EXERCISE: Please filter the entries and return only the lines that include "Enable".

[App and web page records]

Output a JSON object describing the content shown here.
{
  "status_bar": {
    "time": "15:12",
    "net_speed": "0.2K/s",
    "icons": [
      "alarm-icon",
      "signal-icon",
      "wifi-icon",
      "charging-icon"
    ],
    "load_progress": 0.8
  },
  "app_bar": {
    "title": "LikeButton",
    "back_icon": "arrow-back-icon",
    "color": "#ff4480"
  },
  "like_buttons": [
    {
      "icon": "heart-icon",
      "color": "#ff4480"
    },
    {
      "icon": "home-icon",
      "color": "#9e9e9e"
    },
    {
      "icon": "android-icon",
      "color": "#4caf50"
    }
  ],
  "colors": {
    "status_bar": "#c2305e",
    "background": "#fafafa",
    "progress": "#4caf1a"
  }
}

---

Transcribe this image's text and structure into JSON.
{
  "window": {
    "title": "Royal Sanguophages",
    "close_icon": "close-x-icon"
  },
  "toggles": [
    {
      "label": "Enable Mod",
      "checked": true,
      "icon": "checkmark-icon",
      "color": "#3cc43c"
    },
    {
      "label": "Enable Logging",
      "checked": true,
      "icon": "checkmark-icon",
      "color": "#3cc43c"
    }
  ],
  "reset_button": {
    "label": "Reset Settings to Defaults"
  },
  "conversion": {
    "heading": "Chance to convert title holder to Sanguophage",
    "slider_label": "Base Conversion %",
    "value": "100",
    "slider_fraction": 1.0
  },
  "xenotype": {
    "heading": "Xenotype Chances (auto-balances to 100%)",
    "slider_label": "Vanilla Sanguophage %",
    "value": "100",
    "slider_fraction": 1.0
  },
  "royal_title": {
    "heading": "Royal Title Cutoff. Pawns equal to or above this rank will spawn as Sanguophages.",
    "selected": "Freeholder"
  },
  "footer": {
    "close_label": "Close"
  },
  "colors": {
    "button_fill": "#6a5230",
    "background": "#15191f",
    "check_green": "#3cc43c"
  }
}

SOLUTION FOR THIS TASK:
      "label": "Enable Mod",
      "label": "Enable Logging",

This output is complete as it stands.